SINGAPORE - Singapore Democratic Party (SDP) chief Chee Soon Juan on Tuesday (Sept 8) repeated his call for Singapore's sovereign wealth fund GIC and investment company Temasek Holdings to "open up their books".
Dr Chee, who is contesting Holland-Bulit Timah GRC at the Sept 11 polls, had first raised the issue at a lunchtime rally on Monday, hitting out at decisions by GIC and Temasek to invest in Citigroup, UBS, Merrill Lynch and Barclays during the 2008 global financial crisis.
He said the move then had resulted in both GIC and Temasek recording significant losses of several billions in investments.
Speaking at a walkabout on Tuesday with his four-member GRC team, Dr Chee again questioned why GIC and Temasek had taken the decisions to make the investments. He added that it was only through "a stroke of good fortune" that they were able to recover from the investments as they had benefitted from a decision by the United States government at the time to launch a bank bailout to stem the impact of the financial crisis.
"Why despite all the warnings coming out, why did (Temasek and GIC) invest in Barclays, Citigroup, UBS and Merrill Lynch? They've said that they've bounced back... but that was not because of anything that they did," he said.
Dr Chee wants both Temasek and GIC to "open up its books", claiming that the amount that Temasek said it "makes in its returns and the amount in its books just don't match at all".
"When you say you make so much money, open up your books for experts to come in and inspect. This is not a private company we're taking about... This is a public corporation owned by Singaporeans. If we are all going to be shareholders, then we have every right to know whether what they're telling us is accurate or not," he said.
The Finance Ministry has repeatedly said that the Government plays no role in decisions on individual investments made by GIC and Temasek.
However, Temasek chief executive Ho Ching had on Monday put up a statement on Facebook explaining how the state investment company manages its reserves and allocates a portion of its earnings and returns on investments.
She had written that some of Singapore's reserves are set aside for the future, while a portion of the earnings and returns generated are spent on the present generation. This, she said, was a way of ensuring fair sharing between generations and has helped Singapore maintain its position among the world's few triple-A credit rated countries.
Writing in another post on Tuesday, Ms Ho also explained how sovereign wealth funds worked. In the post, she also elaborated on Net Investment Income (NII) contributions.

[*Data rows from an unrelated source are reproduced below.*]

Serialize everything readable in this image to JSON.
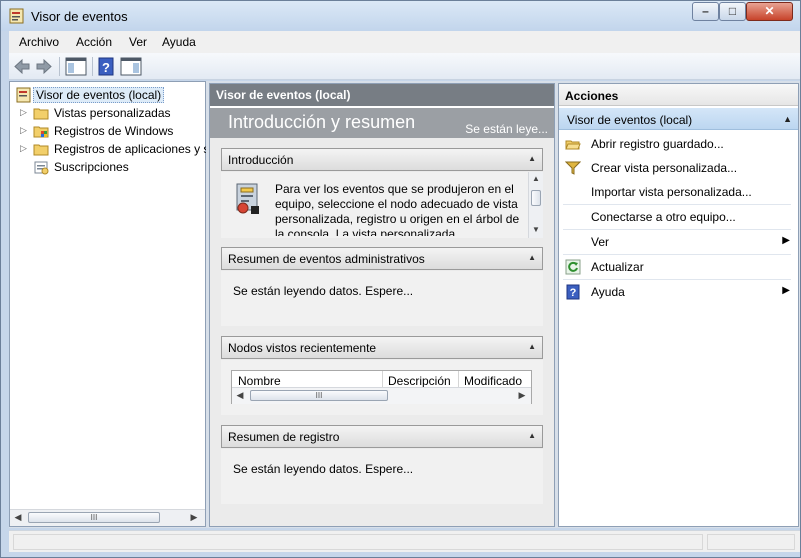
{
  "window": {
    "title": "Visor de eventos",
    "minimize_glyph": "–",
    "maximize_glyph": "□",
    "close_glyph": "✕"
  },
  "menu": {
    "items": [
      "Archivo",
      "Acción",
      "Ver",
      "Ayuda"
    ]
  },
  "toolbar": {
    "icons": [
      "back-icon",
      "forward-icon",
      "console-tree-icon",
      "help-icon",
      "action-pane-icon"
    ]
  },
  "tree": {
    "items": [
      {
        "label": "Visor de eventos (local)",
        "icon": "event-viewer-icon",
        "expandable": false,
        "selected": true
      },
      {
        "label": "Vistas personalizadas",
        "icon": "folder-icon",
        "expandable": true
      },
      {
        "label": "Registros de Windows",
        "icon": "windows-logs-icon",
        "expandable": true
      },
      {
        "label": "Registros de aplicaciones y s",
        "icon": "folder-icon",
        "expandable": true
      },
      {
        "label": "Suscripciones",
        "icon": "subscriptions-icon",
        "expandable": false
      }
    ],
    "scroll_thumb_glyph": "III"
  },
  "center": {
    "header": "Visor de eventos (local)",
    "banner_title": "Introducción y resumen",
    "banner_status": "Se están leye...",
    "sections": {
      "intro": {
        "title": "Introducción",
        "text": "Para ver los eventos que se produjeron en el equipo, seleccione el nodo adecuado de vista personalizada, registro u origen en el árbol de la consola. La vista personalizada"
      },
      "admin_summary": {
        "title": "Resumen de eventos administrativos",
        "text": "Se están leyendo datos. Espere..."
      },
      "recent_nodes": {
        "title": "Nodos vistos recientemente",
        "columns": [
          "Nombre",
          "Descripción",
          "Modificado"
        ],
        "scroll_thumb_glyph": "III"
      },
      "log_summary": {
        "title": "Resumen de registro",
        "text": "Se están leyendo datos. Espere..."
      }
    }
  },
  "actions": {
    "title": "Acciones",
    "group": "Visor de eventos (local)",
    "items": [
      {
        "label": "Abrir registro guardado...",
        "icon": "open-folder-icon",
        "submenu": false
      },
      {
        "label": "Crear vista personalizada...",
        "icon": "filter-icon",
        "submenu": false
      },
      {
        "label": "Importar vista personalizada...",
        "icon": "",
        "submenu": false
      },
      {
        "label": "Conectarse a otro equipo...",
        "icon": "",
        "submenu": false
      },
      {
        "label": "Ver",
        "icon": "",
        "submenu": true
      },
      {
        "label": "Actualizar",
        "icon": "refresh-icon",
        "submenu": false
      },
      {
        "label": "Ayuda",
        "icon": "help-icon",
        "submenu": true
      }
    ]
  },
  "colors": {
    "title_bar": "#c2d5ec",
    "center_header": "#777d84",
    "actions_group": "#bcd6f0"
  }
}
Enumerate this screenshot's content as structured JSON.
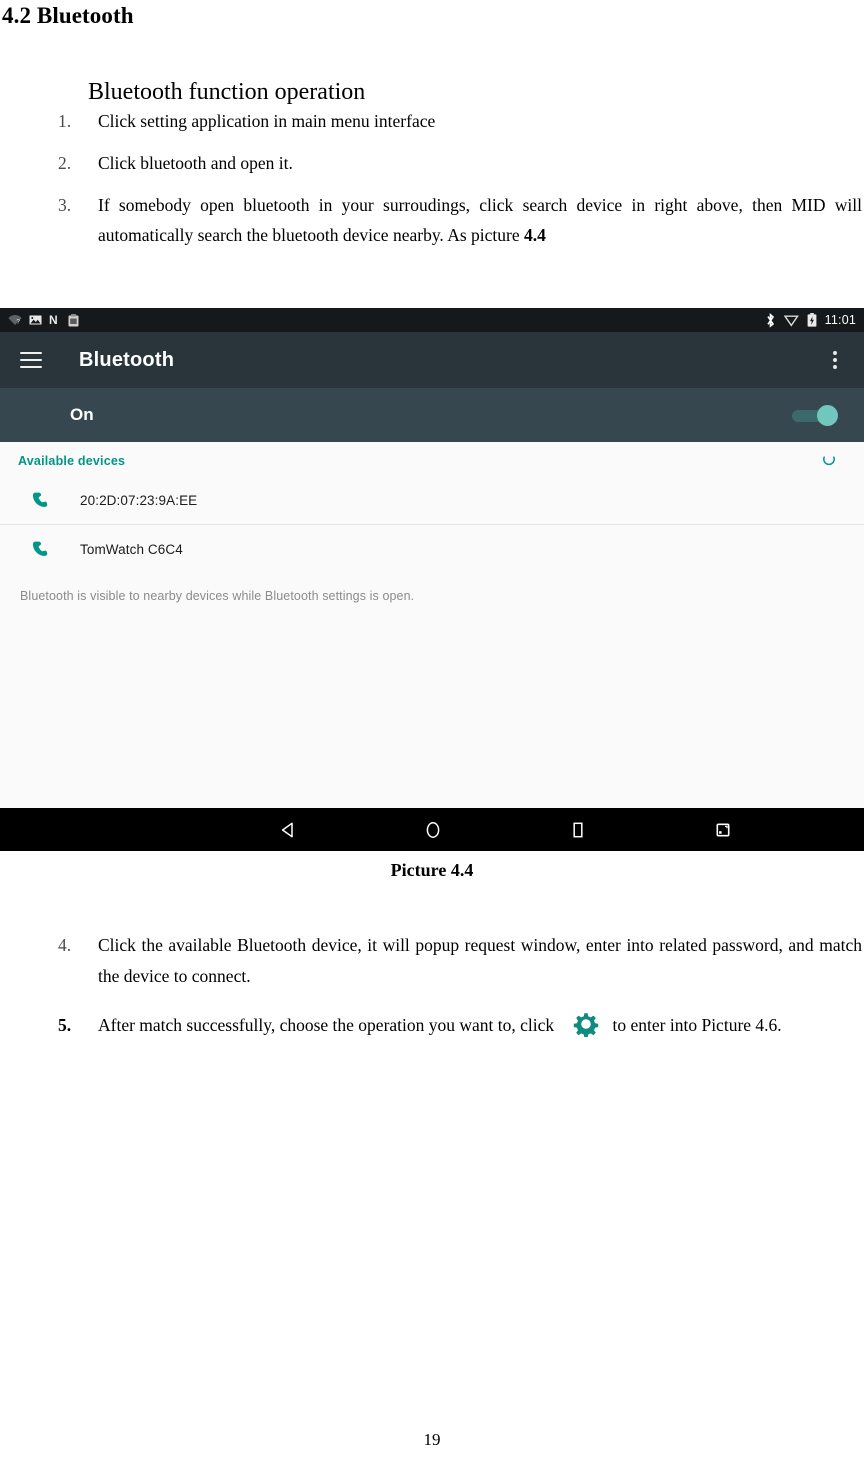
{
  "document": {
    "heading": "4.2 Bluetooth",
    "subheading": "Bluetooth function operation",
    "steps_top": [
      {
        "num": "1.",
        "text": "Click setting application in main menu interface",
        "bold_num": false
      },
      {
        "num": "2.",
        "text": "Click bluetooth and open it.",
        "bold_num": false
      },
      {
        "num": "3.",
        "text": "If somebody open bluetooth in your surroudings, click search device in right above, then MID will automatically search the bluetooth device nearby. As picture ",
        "bold_tail": "4.4",
        "bold_num": false
      }
    ],
    "caption": "Picture 4.4",
    "steps_bottom": [
      {
        "num": "4.",
        "text": "Click the available Bluetooth device, it will popup request window, enter into related password, and match the device to connect.",
        "bold_num": false
      },
      {
        "num": "5.",
        "text_before": "After match successfully, choose the operation you want to, click ",
        "text_after": "to enter into Picture 4.6.",
        "bold_num": true
      }
    ],
    "page_number": "19"
  },
  "screenshot": {
    "statusbar": {
      "left_icons": [
        "wifi-question-icon",
        "photo-icon",
        "android-n-icon",
        "clipboard-icon"
      ],
      "right_icons": [
        "bluetooth-icon",
        "signal-triangle-icon",
        "battery-charging-icon"
      ],
      "time": "11:01"
    },
    "toolbar": {
      "menu_icon": "hamburger-icon",
      "title": "Bluetooth",
      "overflow_icon": "overflow-menu-icon"
    },
    "switch_bar": {
      "label": "On",
      "switch_state": "on"
    },
    "section": {
      "title": "Available devices",
      "refresh_icon": "refresh-icon"
    },
    "devices": [
      {
        "icon": "phone-icon",
        "name": "20:2D:07:23:9A:EE"
      },
      {
        "icon": "phone-icon",
        "name": "TomWatch C6C4"
      }
    ],
    "hint": "Bluetooth is visible to nearby devices while Bluetooth settings is open.",
    "navbar": [
      {
        "name": "back-button",
        "icon": "back-triangle-icon"
      },
      {
        "name": "home-button",
        "icon": "home-circle-icon"
      },
      {
        "name": "recents-button",
        "icon": "recents-square-icon"
      },
      {
        "name": "screenshot-button",
        "icon": "screenshot-icon"
      }
    ]
  },
  "colors": {
    "status_bar": "#16191b",
    "toolbar": "#29353a",
    "switch_bar": "#37474f",
    "accent_teal": "#009688",
    "switch_thumb": "#71c6be",
    "list_bg": "#fafafa",
    "nav_bar": "#000000"
  }
}
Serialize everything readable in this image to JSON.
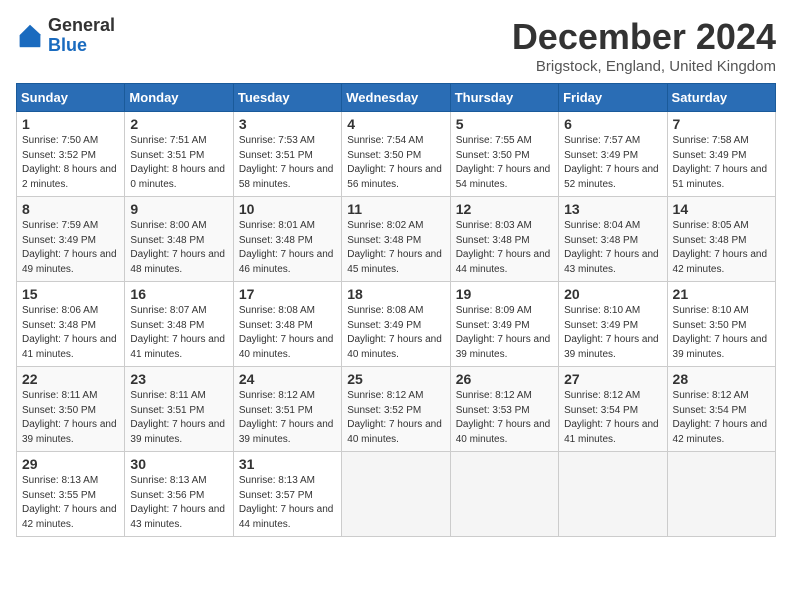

"Put simply NII is Net Investment Income - this includes actual dividends received, such as from Temasek, and also interest and dividends received by Singov from investing its reserves through GIC in bonds, shares and other opportunities. This is real cashflow into the government kitty," she wrote.
Meanwhile, Dr Chee's Holland-Bukit Timah GRC teammate Paul Tambyah, who was also canvassing for votes with Dr Chee on Tuesday, clarified remarks he made at Monday's lunchtime rally where he said that there were many in the opposition parties who believed that Deputy Prime Minister Tharman Shanmugaratnam would make a good Prime Minister.
He said that many of them also hoped that Mr Tharman would have a falling out with Prime Minister Lee Hsien Loong and move to lead a grand coalition of opposition parties.
"There was no intention to sow discord... That was actually a fantasy on the part of the opposition parties," he said. "Everyone thinks that if we get DPM Tharman, then everything will change for the opposition but of course the chances of that happening are slim to none."